Ocean Governance and Geological Resources
This programme encourages innovative thinking about how marine resources are used and managed in Africa and the Pacific.
A new report says mining companies can take a simple step to reduce environmental destruction and death by changing the way they store and manage mine waste.
A new report on by UN Environment and GRID-Arendal calls for mining companies around the world to be bold and change the way they operate. It points out that every year mine storage dams fail, sometimes killing people, but always massively damaging the environment.
These dam failures are no accident – they are a testament to the inability of mining companies to reach a standard of construction and management that they themselves acknowledge is possible. According to the report, this standard would result in zero tailings dam failures. But it’s a standard that requires the commitment of dedicated personnel and funding.
If it takes a big event to make change, the report says now is the time.
The people of Brazil are still cleaning up, and will be for many years, following one of the biggest environmental disasters in mining history. The failure of the BHP and Vale owned Samarco tailings dam at the end of 2015 killed 19 people (many of them employees of the company), devastated downstream villages and contaminated 650 kilometres of the Rio Doce River system. The scale of this disaster and its effect on the lives of thousands of people is something that can be avoided in the future. But chances are it will happen again, the report says, unless mining companies are made accountable – with universally adopted enforceable agreements.
Mining is not incompatible with safety and environmental responsibility. This report, which is part of the United Nations Environment Programme’s Rapid Response Assessment series – a series that is reserved for the most pressing environmental problems – examines why tailings dams fail and makes the recommendations needed to fix the problem.
The solution to solving the problems of mine waste are relatively simple and have been identified by the industry in many post disaster reviews and during the development of best practice guidelines. The report condenses this information into two main recommendations and associated actions:
1) Safety should be evaluated separately from economic considerations, and
2) Governments should improve tailings dam regulation.
The associated actions that support these recommendations include knowledge and awareness raising, mechanisms for ensuring financial accountability and enforcement initiatives. Most important, however, is an effort to find better solutions than building enormous dams and filling them with potentially toxic sludge.

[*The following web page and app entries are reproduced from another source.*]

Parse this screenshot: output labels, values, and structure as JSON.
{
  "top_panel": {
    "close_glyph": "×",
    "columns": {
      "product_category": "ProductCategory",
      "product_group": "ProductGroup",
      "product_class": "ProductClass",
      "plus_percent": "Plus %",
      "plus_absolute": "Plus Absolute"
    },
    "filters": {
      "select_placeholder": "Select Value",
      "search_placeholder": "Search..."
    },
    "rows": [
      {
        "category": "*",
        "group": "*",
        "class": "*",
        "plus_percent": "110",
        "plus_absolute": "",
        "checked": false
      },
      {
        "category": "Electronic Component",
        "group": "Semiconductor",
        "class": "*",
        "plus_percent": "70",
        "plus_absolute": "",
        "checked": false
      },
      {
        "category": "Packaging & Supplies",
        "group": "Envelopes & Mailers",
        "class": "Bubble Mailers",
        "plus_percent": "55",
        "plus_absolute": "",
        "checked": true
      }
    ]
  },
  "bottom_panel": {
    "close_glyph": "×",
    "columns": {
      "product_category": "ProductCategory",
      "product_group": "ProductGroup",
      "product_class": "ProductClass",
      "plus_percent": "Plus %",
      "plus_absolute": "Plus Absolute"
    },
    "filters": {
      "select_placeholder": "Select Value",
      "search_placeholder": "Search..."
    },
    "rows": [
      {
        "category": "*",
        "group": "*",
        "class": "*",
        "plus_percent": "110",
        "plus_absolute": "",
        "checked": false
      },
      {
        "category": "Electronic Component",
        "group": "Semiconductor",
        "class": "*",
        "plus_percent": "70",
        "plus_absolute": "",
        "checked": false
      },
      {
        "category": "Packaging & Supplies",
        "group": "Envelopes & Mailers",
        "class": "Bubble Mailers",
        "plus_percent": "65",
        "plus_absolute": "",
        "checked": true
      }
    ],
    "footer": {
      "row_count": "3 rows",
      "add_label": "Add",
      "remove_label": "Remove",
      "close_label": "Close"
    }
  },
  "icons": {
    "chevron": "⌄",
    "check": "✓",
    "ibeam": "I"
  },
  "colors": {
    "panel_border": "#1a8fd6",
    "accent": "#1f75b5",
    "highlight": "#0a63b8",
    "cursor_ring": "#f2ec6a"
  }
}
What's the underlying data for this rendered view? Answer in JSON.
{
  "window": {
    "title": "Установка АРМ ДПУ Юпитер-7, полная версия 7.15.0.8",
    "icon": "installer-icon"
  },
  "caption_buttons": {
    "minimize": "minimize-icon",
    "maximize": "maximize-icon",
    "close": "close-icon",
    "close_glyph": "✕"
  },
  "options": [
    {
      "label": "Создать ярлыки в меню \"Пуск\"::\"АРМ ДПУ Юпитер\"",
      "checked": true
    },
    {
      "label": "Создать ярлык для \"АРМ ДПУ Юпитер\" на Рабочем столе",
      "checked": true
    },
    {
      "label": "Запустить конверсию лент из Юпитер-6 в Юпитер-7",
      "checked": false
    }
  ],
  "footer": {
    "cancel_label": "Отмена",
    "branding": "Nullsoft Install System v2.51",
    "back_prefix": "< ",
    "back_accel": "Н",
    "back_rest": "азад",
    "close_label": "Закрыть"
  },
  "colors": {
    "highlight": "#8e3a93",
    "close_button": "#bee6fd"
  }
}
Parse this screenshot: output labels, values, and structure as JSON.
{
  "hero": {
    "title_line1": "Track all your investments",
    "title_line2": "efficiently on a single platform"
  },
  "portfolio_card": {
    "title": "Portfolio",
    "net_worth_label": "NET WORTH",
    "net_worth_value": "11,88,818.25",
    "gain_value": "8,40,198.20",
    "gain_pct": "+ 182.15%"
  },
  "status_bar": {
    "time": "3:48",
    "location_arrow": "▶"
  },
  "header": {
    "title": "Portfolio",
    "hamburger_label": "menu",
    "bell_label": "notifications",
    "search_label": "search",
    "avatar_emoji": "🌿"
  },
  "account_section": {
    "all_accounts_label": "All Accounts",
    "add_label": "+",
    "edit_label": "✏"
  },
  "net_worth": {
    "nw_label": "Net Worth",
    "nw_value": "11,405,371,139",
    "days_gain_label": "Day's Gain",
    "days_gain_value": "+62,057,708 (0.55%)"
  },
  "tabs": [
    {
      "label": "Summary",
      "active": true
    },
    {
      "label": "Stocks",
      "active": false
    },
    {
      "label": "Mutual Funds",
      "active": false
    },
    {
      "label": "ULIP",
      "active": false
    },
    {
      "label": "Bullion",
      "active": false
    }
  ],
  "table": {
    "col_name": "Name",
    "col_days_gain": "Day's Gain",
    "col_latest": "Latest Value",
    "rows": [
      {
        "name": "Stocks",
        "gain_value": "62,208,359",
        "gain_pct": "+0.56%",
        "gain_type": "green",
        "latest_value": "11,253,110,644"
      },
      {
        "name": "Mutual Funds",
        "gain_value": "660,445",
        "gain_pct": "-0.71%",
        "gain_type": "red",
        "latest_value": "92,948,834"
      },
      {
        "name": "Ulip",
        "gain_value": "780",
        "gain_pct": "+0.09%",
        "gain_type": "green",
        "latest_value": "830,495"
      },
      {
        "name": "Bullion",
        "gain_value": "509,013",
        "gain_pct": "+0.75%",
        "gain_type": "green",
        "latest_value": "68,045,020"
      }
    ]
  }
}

report will be part of the discussion at the 2017 UN Environment Assembly side
event, on extractives industries, which will take place on Monday, 4 December
from 6:00 - 7:30 pm in Nairobi as part of UNEA3. For more information please
email Kristina Thygesen at Kristina.firstname.lastname@example.org